A new surge in international alcohol trends, Japanese whisky has begun to dominate the spirit world. The industry found its feet only 100 years ago when a Japanese chemist spent two years studying the craft in Scotland.
Their version of aqua vitae, or water of life, Scottish whisky is the arguably the most famous in the world. Thanks to one man and his life’s work, Japan is now giving some of the oldest existing distilleries in the world a run for their money.
Born in the last decade of the 19th century, Masataka Taketsuru grew up in a family who brewed sake and had been in the trade since 1733.
His father was a successful chemical engineer and businessman, setting a successful example for the son. Just shy of his 25th birthday, Taketsuru travelled across the globe to Scotland to study organic chemistry at the University of Glasgow. He remains one of their most famed alumni to this day.

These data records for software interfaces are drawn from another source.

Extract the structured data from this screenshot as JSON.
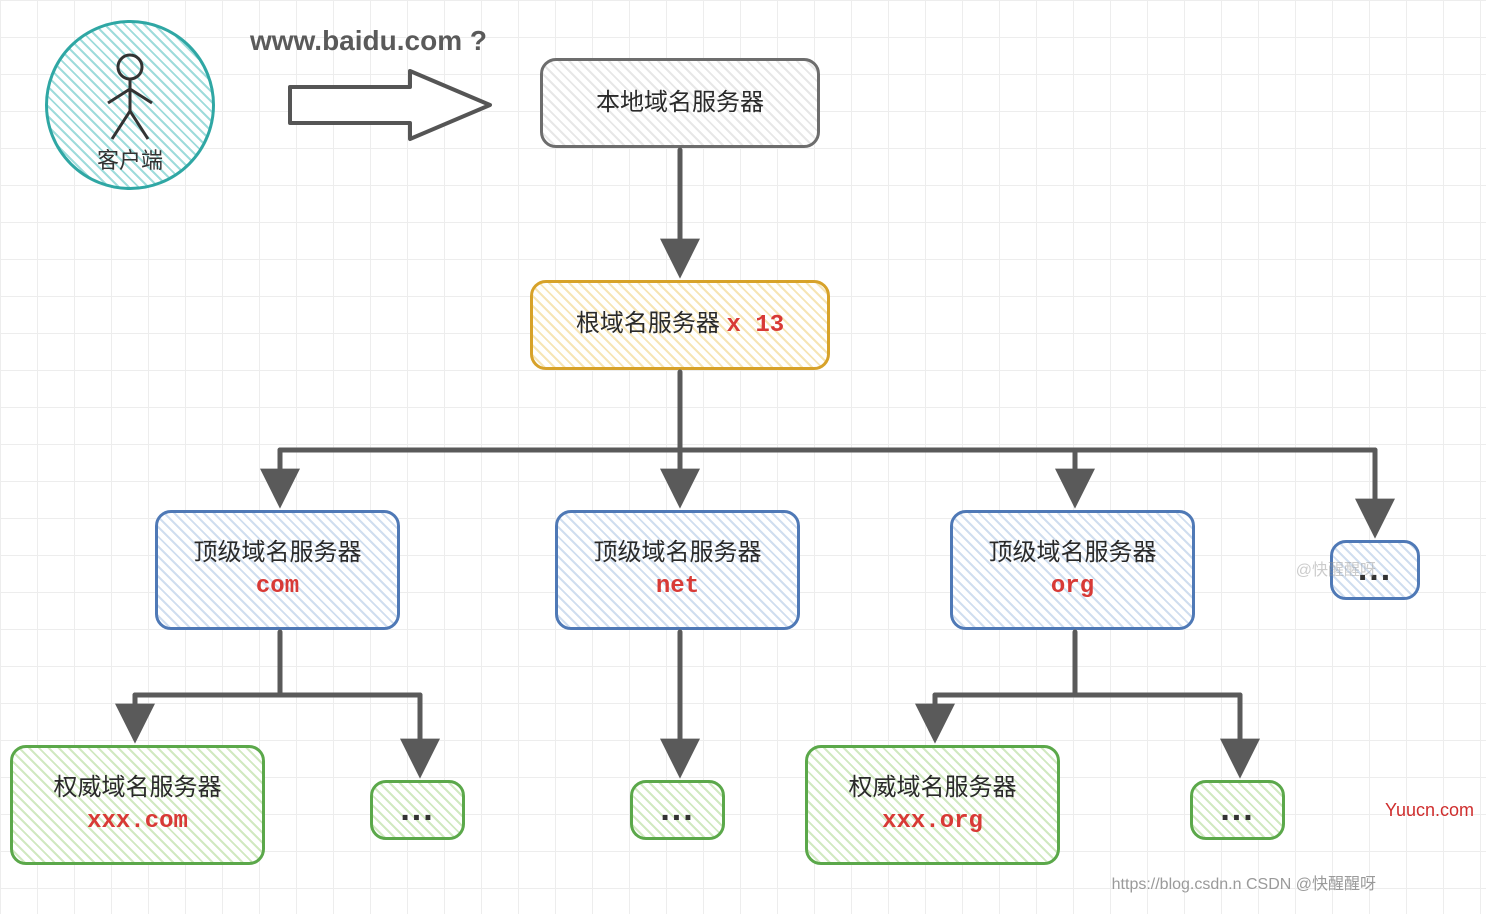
{
  "query_text": "www.baidu.com  ?",
  "client": {
    "label": "客户端"
  },
  "nodes": {
    "local_dns": {
      "title": "本地域名服务器"
    },
    "root_dns": {
      "title": "根域名服务器",
      "count_prefix": "x",
      "count": "13"
    },
    "tld_label": "顶级域名服务器",
    "tld": [
      {
        "tld": "com"
      },
      {
        "tld": "net"
      },
      {
        "tld": "org"
      }
    ],
    "auth_label": "权威域名服务器",
    "auth": [
      {
        "domain": "xxx.com"
      },
      {
        "domain": "xxx.org"
      }
    ],
    "ellipsis": "..."
  },
  "watermarks": {
    "yuucn": "Yuucn.com",
    "csdn": "https://blog.csdn.n  CSDN @快醒醒呀",
    "csdn2": "@快醒醒呀"
  }
}
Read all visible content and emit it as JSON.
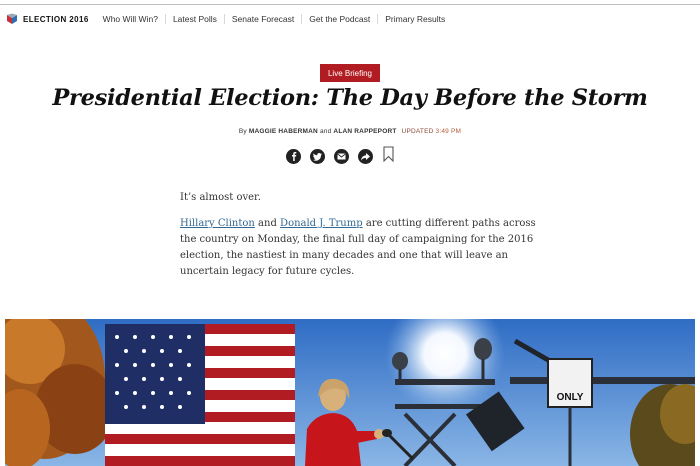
{
  "nav": {
    "brand": "ELECTION 2016",
    "items": [
      "Who Will Win?",
      "Latest Polls",
      "Senate Forecast",
      "Get the Podcast",
      "Primary Results"
    ]
  },
  "badge": "Live Briefing",
  "headline": "Presidential Election: The Day Before the Storm",
  "byline": {
    "prefix": "By",
    "author1": "MAGGIE HABERMAN",
    "and": "and",
    "author2": "ALAN RAPPEPORT",
    "updated_label": "UPDATED",
    "updated_time": "3:49 PM"
  },
  "share_icons": [
    "facebook-icon",
    "twitter-icon",
    "email-icon",
    "share-arrow-icon",
    "bookmark-icon"
  ],
  "article": {
    "p1": "It’s almost over.",
    "link1": "Hillary Clinton",
    "and": "and",
    "link2": "Donald J. Trump",
    "p2_rest": "are cutting different paths across the country on Monday, the final full day of campaigning for the 2016 election, the nastiest in many decades and one that will leave an uncertain legacy for future cycles."
  },
  "photo": {
    "sign_text": "ONLY"
  },
  "colors": {
    "badge": "#b01c21",
    "link": "#326891",
    "sky": "#3f7fd0"
  }
}
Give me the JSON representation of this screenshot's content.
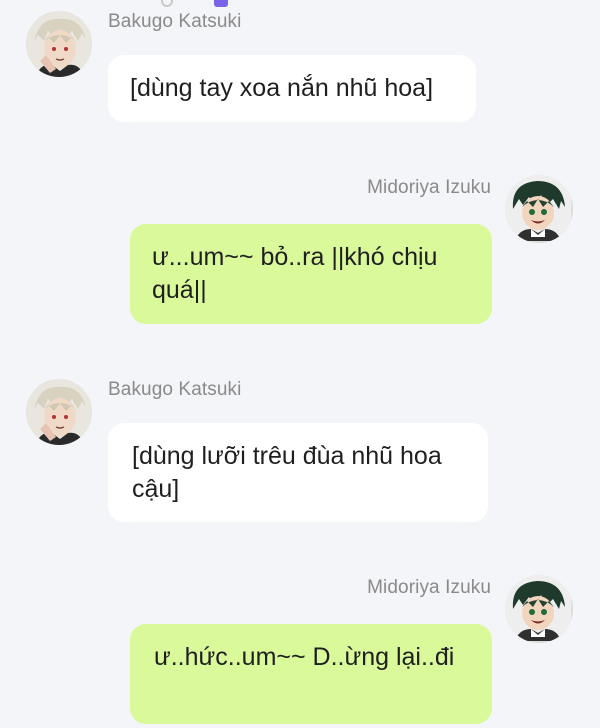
{
  "colors": {
    "background": "#f4f5f9",
    "incoming_bubble": "#ffffff",
    "outgoing_bubble": "#d9f99a",
    "name_text": "#8a8a8a"
  },
  "messages": [
    {
      "sender": "Bakugo Katsuki",
      "side": "left",
      "avatar_icon": "bakugo-avatar",
      "text": "[dùng tay xoa nắn nhũ hoa]"
    },
    {
      "sender": "Midoriya Izuku",
      "side": "right",
      "avatar_icon": "midoriya-avatar",
      "text": "ư...um~~ bỏ..ra ||khó chịu quá||"
    },
    {
      "sender": "Bakugo Katsuki",
      "side": "left",
      "avatar_icon": "bakugo-avatar",
      "text": "[dùng lưỡi trêu đùa nhũ hoa cậu]"
    },
    {
      "sender": "Midoriya Izuku",
      "side": "right",
      "avatar_icon": "midoriya-avatar",
      "text": "ư..hức..um~~ D..ừng lại..đi"
    }
  ]
}
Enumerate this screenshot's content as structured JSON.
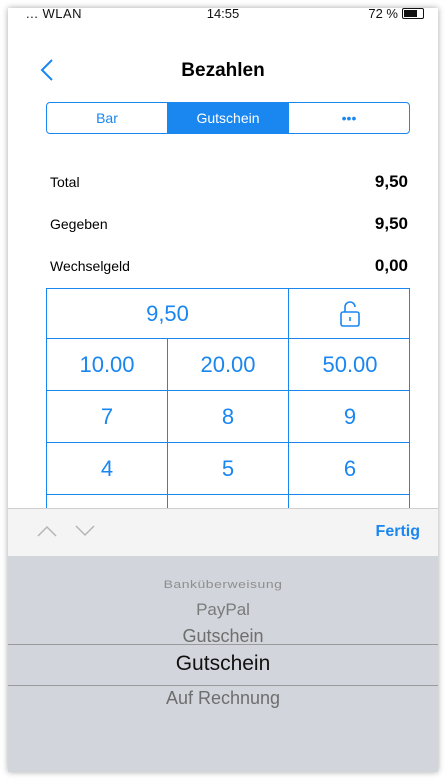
{
  "status_bar": {
    "carrier": "... WLAN",
    "time": "14:55",
    "battery": "72 %"
  },
  "nav": {
    "title": "Bezahlen",
    "back_icon": "chevron-left-icon"
  },
  "segment": {
    "items": [
      "Bar",
      "Gutschein",
      "•••"
    ],
    "active_index": 1
  },
  "summary": [
    {
      "label": "Total",
      "value": "9,50"
    },
    {
      "label": "Gegeben",
      "value": "9,50"
    },
    {
      "label": "Wechselgeld",
      "value": "0,00"
    }
  ],
  "keypad": {
    "display": "9,50",
    "lock_icon": "unlock-icon",
    "quick_amounts": [
      "10.00",
      "20.00",
      "50.00"
    ],
    "rows": [
      [
        "7",
        "8",
        "9"
      ],
      [
        "4",
        "5",
        "6"
      ]
    ]
  },
  "accessory": {
    "done_label": "Fertig",
    "prev_icon": "chevron-up-icon",
    "next_icon": "chevron-down-icon"
  },
  "picker": {
    "items": [
      "Banküberweisung",
      "PayPal",
      "Gutschein",
      "Gutschein",
      "Auf Rechnung"
    ],
    "selected_index": 3
  },
  "colors": {
    "accent": "#1a86f0",
    "picker_bg": "#d2d5db",
    "accessory_bg": "#f4f4f4"
  }
}
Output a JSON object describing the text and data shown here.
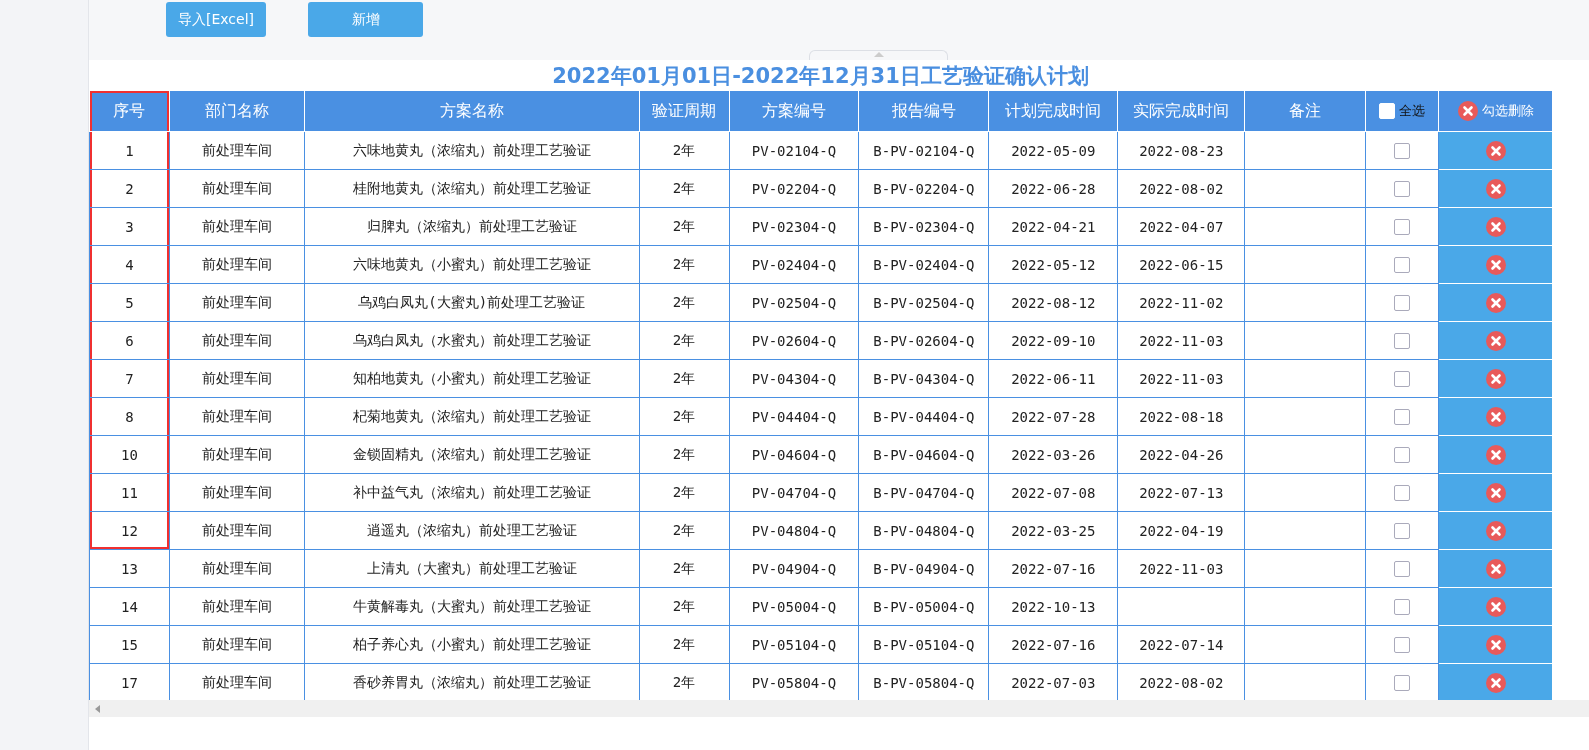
{
  "toolbar": {
    "buttons": [
      {
        "label": "导入[Excel]"
      },
      {
        "label": "新增"
      }
    ]
  },
  "title": "2022年01月01日-2022年12月31日工艺验证确认计划",
  "table": {
    "columns": [
      {
        "kind": "text",
        "label": "序号"
      },
      {
        "kind": "text",
        "label": "部门名称"
      },
      {
        "kind": "text",
        "label": "方案名称"
      },
      {
        "kind": "text",
        "label": "验证周期"
      },
      {
        "kind": "text",
        "label": "方案编号"
      },
      {
        "kind": "text",
        "label": "报告编号"
      },
      {
        "kind": "text",
        "label": "计划完成时间"
      },
      {
        "kind": "text",
        "label": "实际完成时间"
      },
      {
        "kind": "text",
        "label": "备注"
      },
      {
        "kind": "select-all",
        "label": "全选",
        "checked": false
      },
      {
        "kind": "delete",
        "label": "勾选删除"
      }
    ],
    "rows": [
      {
        "cells": [
          "1",
          "前处理车间",
          "六味地黄丸（浓缩丸）前处理工艺验证",
          "2年",
          "PV-02104-Q",
          "B-PV-02104-Q",
          "2022-05-09",
          "2022-08-23"
        ],
        "checked": false,
        "highlighted": true
      },
      {
        "cells": [
          "2",
          "前处理车间",
          "桂附地黄丸（浓缩丸）前处理工艺验证",
          "2年",
          "PV-02204-Q",
          "B-PV-02204-Q",
          "2022-06-28",
          "2022-08-02"
        ],
        "checked": false,
        "highlighted": true
      },
      {
        "cells": [
          "3",
          "前处理车间",
          "归脾丸（浓缩丸）前处理工艺验证",
          "2年",
          "PV-02304-Q",
          "B-PV-02304-Q",
          "2022-04-21",
          "2022-04-07"
        ],
        "checked": false,
        "highlighted": true
      },
      {
        "cells": [
          "4",
          "前处理车间",
          "六味地黄丸（小蜜丸）前处理工艺验证",
          "2年",
          "PV-02404-Q",
          "B-PV-02404-Q",
          "2022-05-12",
          "2022-06-15"
        ],
        "checked": false,
        "highlighted": true
      },
      {
        "cells": [
          "5",
          "前处理车间",
          "乌鸡白凤丸(大蜜丸)前处理工艺验证",
          "2年",
          "PV-02504-Q",
          "B-PV-02504-Q",
          "2022-08-12",
          "2022-11-02"
        ],
        "checked": false,
        "highlighted": true
      },
      {
        "cells": [
          "6",
          "前处理车间",
          "乌鸡白凤丸（水蜜丸）前处理工艺验证",
          "2年",
          "PV-02604-Q",
          "B-PV-02604-Q",
          "2022-09-10",
          "2022-11-03"
        ],
        "checked": false,
        "highlighted": true
      },
      {
        "cells": [
          "7",
          "前处理车间",
          "知柏地黄丸（小蜜丸）前处理工艺验证",
          "2年",
          "PV-04304-Q",
          "B-PV-04304-Q",
          "2022-06-11",
          "2022-11-03"
        ],
        "checked": false,
        "highlighted": true
      },
      {
        "cells": [
          "8",
          "前处理车间",
          "杞菊地黄丸（浓缩丸）前处理工艺验证",
          "2年",
          "PV-04404-Q",
          "B-PV-04404-Q",
          "2022-07-28",
          "2022-08-18"
        ],
        "checked": false,
        "highlighted": true
      },
      {
        "cells": [
          "10",
          "前处理车间",
          "金锁固精丸（浓缩丸）前处理工艺验证",
          "2年",
          "PV-04604-Q",
          "B-PV-04604-Q",
          "2022-03-26",
          "2022-04-26"
        ],
        "checked": false,
        "highlighted": true
      },
      {
        "cells": [
          "11",
          "前处理车间",
          "补中益气丸（浓缩丸）前处理工艺验证",
          "2年",
          "PV-04704-Q",
          "B-PV-04704-Q",
          "2022-07-08",
          "2022-07-13"
        ],
        "checked": false,
        "highlighted": true
      },
      {
        "cells": [
          "12",
          "前处理车间",
          "逍遥丸（浓缩丸）前处理工艺验证",
          "2年",
          "PV-04804-Q",
          "B-PV-04804-Q",
          "2022-03-25",
          "2022-04-19"
        ],
        "checked": false,
        "highlighted": true
      },
      {
        "cells": [
          "13",
          "前处理车间",
          "上清丸（大蜜丸）前处理工艺验证",
          "2年",
          "PV-04904-Q",
          "B-PV-04904-Q",
          "2022-07-16",
          "2022-11-03"
        ],
        "checked": false,
        "highlighted": false
      },
      {
        "cells": [
          "14",
          "前处理车间",
          "牛黄解毒丸（大蜜丸）前处理工艺验证",
          "2年",
          "PV-05004-Q",
          "B-PV-05004-Q",
          "2022-10-13",
          ""
        ],
        "checked": false,
        "highlighted": false
      },
      {
        "cells": [
          "15",
          "前处理车间",
          "柏子养心丸（小蜜丸）前处理工艺验证",
          "2年",
          "PV-05104-Q",
          "B-PV-05104-Q",
          "2022-07-16",
          "2022-07-14"
        ],
        "checked": false,
        "highlighted": false
      },
      {
        "cells": [
          "17",
          "前处理车间",
          "香砂养胃丸（浓缩丸）前处理工艺验证",
          "2年",
          "PV-05804-Q",
          "B-PV-05804-Q",
          "2022-07-03",
          "2022-08-02"
        ],
        "checked": false,
        "highlighted": false
      }
    ]
  }
}
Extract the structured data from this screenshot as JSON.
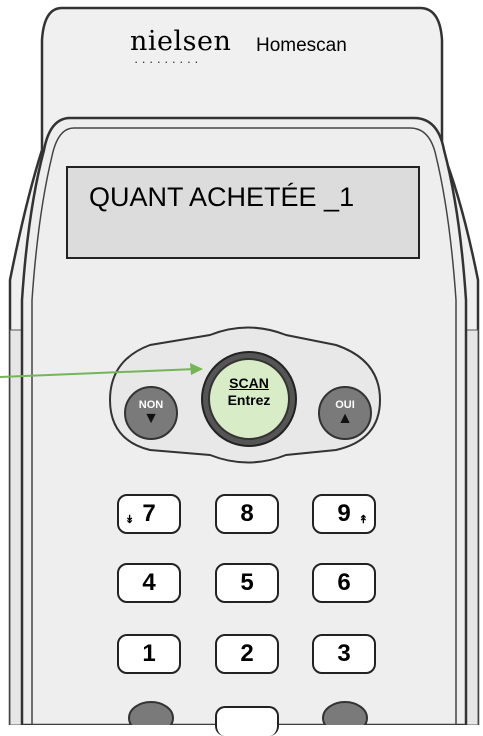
{
  "header": {
    "brand": "nielsen",
    "brand_dots": "·········",
    "product": "Homescan"
  },
  "display": {
    "text": "QUANT ACHETÉE _1"
  },
  "buttons": {
    "scan": "SCAN",
    "enter": "Entrez",
    "no": "NON",
    "yes": "OUI",
    "no_arrow": "▼",
    "yes_arrow": "▲"
  },
  "keypad": {
    "k7": "7",
    "k7_sub": "↡",
    "k8": "8",
    "k9": "9",
    "k9_sub": "↟",
    "k4": "4",
    "k5": "5",
    "k6": "6",
    "k1": "1",
    "k2": "2",
    "k3": "3"
  },
  "colors": {
    "pointer_arrow": "#74b556",
    "scan_button": "#d8ecc8",
    "lcd": "#dcdcdc",
    "body": "#eeeeee",
    "side_buttons": "#777777"
  }
}
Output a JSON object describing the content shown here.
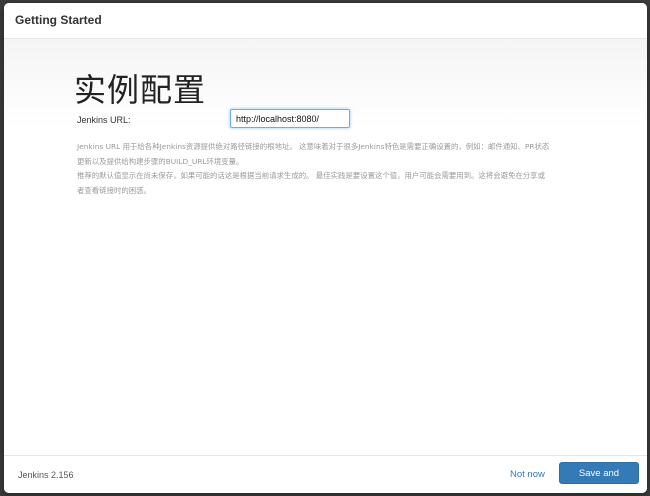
{
  "header": {
    "title": "Getting Started"
  },
  "main": {
    "heading": "实例配置",
    "url_label": "Jenkins URL:",
    "url_value": "http://localhost:8080/",
    "help_lines": [
      "Jenkins URL 用于给各种Jenkins资源提供绝对路径链接的根地址。 这意味着对于很多Jenkins特色是需要正确设置的，例如：邮件通知、PR状态",
      "更新以及提供给构建步骤的BUILD_URL环境变量。",
      "推荐的默认值显示在尚未保存，如果可能的话这是根据当前请求生成的。 最佳实践是要设置这个值，用户可能会需要用到。这将会避免在分享或",
      "者查看链接时的困惑。"
    ]
  },
  "footer": {
    "version": "Jenkins 2.156",
    "not_now_label": "Not now",
    "save_label": "Save and Finish"
  },
  "colors": {
    "primary": "#337ab7",
    "link": "#337ab7",
    "help_text": "#9a9a9a"
  }
}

Following his studies, Taketsuru had apprenticeships at the Longmorn distillery in Strathspey, the Bo’ness distillery in the Lowlands, and the Hazelburn (later the famous Springbank) distillery on Kintyre, filling two notebooks with notes on every detail of the process. These notebooks would go on to be the first official guide for whisky production in Japan.
Upon his return to his homeland, Taketsuru helped to develop Kotobukiya, now known as Suntory distillery. Later in 1934, he founded his own company, choosing the island of Hokkaido in northern Japan as a perfect location because of its similarities to the cool Scottish climate. Originally the Dai Nippon Kaja K.K. distillery, it is now known across the globe as Nikka.
Though the existence of the beverage was known to the country before, according to the company’s website, Taketsuru was the “first Japanese ever to master how to make whiskey.”
In 1940 Nikka produced its first batch: the first commercially produced whisky in Japan.
From that point on, whisky production in Japan found its feet and began to develop quickly. Taketsuru’s legacy outreached the spirit world, though, in the form of a television drama.
NHK, which translates to the Japan Broadcasting Corporation, is Japan’s equivalent to PBS or the BBC. In 2014, it premiered a daily drama called Massan which chronicled the chemist’s life through the the characters Masaharu Kameyama and his wife Ellie, based on Taketsuru’s real life Scottish bride Rita Cowan.
The show ran for two years and gained the attention of the Association of Foreign Wives of Japanese (AFWJ) who supported a lead role on NHK being played by a western actor, a first for the corporation.
The show, though fictionalized, brought attention to concerns of the AFWJ that foreign representation in Japan has not progressed much further since Taketsuru’s lifetime.
Married in Scotland, the couple faced opposition from the bride’s family, a sentiment that was mirrored by the groom’s upon the newlywed’s arrival in Japan.
Members of the AFWJ echo similar experiences in modern times, lending to proof of how monumental Taketsuru’s success in blending two cultures is to foreign cultural history in Japan.
His contribution to the chemical sciences is undoubtable, and his contribution to social sciences understated. Despite such challenges, Taketsuru’s time overseas and adaptation of a foreign culture allowed him to become a singular figure in the modern history of Japan.
To commemorate his father, Masataka Taketsuru’s son created the “Taketsuru Prize” in 2002. Awarded annually, the prize is given to the most promising student in the MSci course in the Chemistry Department at the University of Glasgow.
Today, Japan is home to over a dozen distilleries. Nikka itself has two distilleries, in Yoichi and Miyagikyo, which produce 8 different whiskeys, ranging among single malt, pure malt, and infused, as well as a gin and a vodka.